Will THC Show Up on a Drug Test?

Drug tests are designed to detect tetrahydrocannabinol (THC) in urine, blood and hair for many days after use. Learn more about how long it takes for THC to leave your system and how you can avoid testing positive.

Will THC Show Up on a Drug Test?

Drug tests are designed to detect the presence of tetrahydrocannabinol (THC) in urine, blood, and hair for many days after use, while saliva tests can only detect THC for a few hours. This is due to the way the body metabolizes THC, which is a lipid-soluble chemical substance. In short, yes, CBD can give a positive result on a drug test. Although there are certain steps you can take to determine if the product you're buying contains as little THC as possible, there is no guarantee that the labeling is accurate due to the lack of regulation of CBD products.
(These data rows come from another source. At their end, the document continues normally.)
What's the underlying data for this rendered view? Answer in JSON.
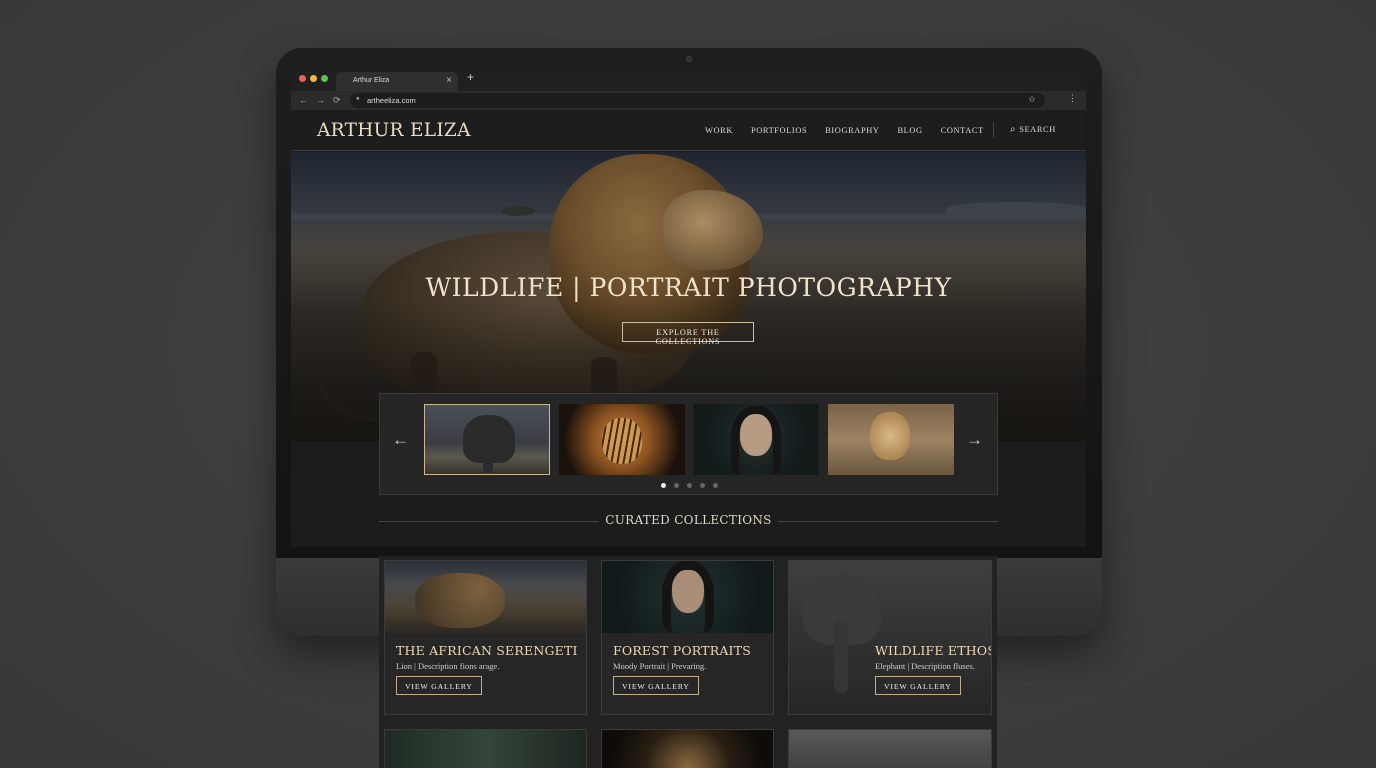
{
  "browser": {
    "tab_title": "Arthur Eliza",
    "tab_close": "×",
    "new_tab": "+",
    "url": "artheeliza.com",
    "back": "←",
    "forward": "→",
    "reload": "⟳",
    "bookmark": "☆",
    "menu": "⋮",
    "traffic_colors": [
      "#ec5f56",
      "#f2bb3c",
      "#5cc54c"
    ]
  },
  "site": {
    "logo": "ARTHUR ELIZA",
    "nav": [
      "WORK",
      "PORTFOLIOS",
      "BIOGRAPHY",
      "BLOG",
      "CONTACT"
    ],
    "search_label": "SEARCH",
    "search_icon": "⌕"
  },
  "hero": {
    "title": "WILDLIFE | PORTRAIT PHOTOGRAPHY",
    "button": "EXPLORE THE COLLECTIONS"
  },
  "carousel": {
    "prev": "←",
    "next": "→",
    "thumbs": [
      "elephant",
      "tiger",
      "woman-portrait",
      "cheetah"
    ],
    "selected_index": 0,
    "dot_count": 5,
    "active_dot": 0
  },
  "curated": {
    "heading": "CURATED COLLECTIONS"
  },
  "collections": [
    {
      "title": "THE AFRICAN SERENGETI",
      "desc": "Lion | Description fions arage.",
      "button": "VIEW GALLERY"
    },
    {
      "title": "FOREST PORTRAITS",
      "desc": "Moody Portrait | Prevaring.",
      "button": "VIEW GALLERY"
    },
    {
      "title": "WILDLIFE ETHOS",
      "desc": "Elephant | Description fluses.",
      "button": "VIEW GALLERY"
    }
  ],
  "accent_color": "#c9b890"
}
Rest assured that most drug tests look for the presence of THC, as well as other substances.

There is no cannabinoid test for THC on the market, and there is no reason to do so. However, full spectrum products may still contain THC. In this case, you would run the risk of testing positive for drugs. Be sure to use an isolated or broad-spectrum THC product to stay away from this risk. The short answer is yes, THC-O is likely to test positive for drugs, just like traditional and THC products.

The reason is simple: drug tests usually look for 11-hydroxy-THC, a metabolite of THC created by the body after consumption of THC. It goes without saying, but your personal metabolism affects how long a substance, including THC, will stay in your body. The researchers concluded that the specific use of hemp-derived products does not always mean that you are safe when it comes to drug testing (Lachenmeier D, Habel St, Fischer B, Herbi F, et al.). Be very careful and do your research when buying a quality CBD oil product to ensure its purity, especially if you need to undergo a drug test. Both CBD and delta-9 tetrahydrocannabinol (THC) are cannabinoids or active components of the cannabis sativa plant. THC-O acetate, or THC-O for short, is rapidly overshadowing other hemp-derived THC products thanks to its exaggerated potency and federal legal status. Although cannabidiol (CBD) is derived from cannabis, the same type of plant that marijuana comes from CBD should not appear on a drug test.

Hemp-derived CBD should not contain more than 0.3% THC according to the Federal Drug Administration (FDA), but product tests reveal that it can sometimes exceed this legal limit at the federal level. CBD consumption can lead to a positive drug test result if the CBD product consumed contains higher levels of THC than indicated on the label; this discrepancy is not as uncommon as you might think. Inadvertent exposure to marijuana (through secondhand smoke) is unlikely to be sufficient for a person to test positive for drugs. That said, broad-spectrum CBD and CBD isolates are less likely than full-spectrum CBD to be contaminated with detectable levels of THC due to extraction methods specifically used to remove THC from formulations, as well as other terpenes and cannabinoids in the case of isolated CBD. However, while the psychoactive and intoxicating properties of THC cause a “high”, CBD does not produce the same intoxicating effects. The most common reason for failing a CBD test is that a person is using a CBD oil product that contains THC.

This is the result of direct contact with objects related to marijuana or another person who has THC in their hands. This means that people who regularly consume CBD could build up levels of THC high enough in their body to test positive. For those who use THC-O consistently, especially those who consume it daily, it can take at least 30 days from its last use to clean their system. Poison control centers encourage patients who are thinking about taking CBD products to talk to their healthcare providers first.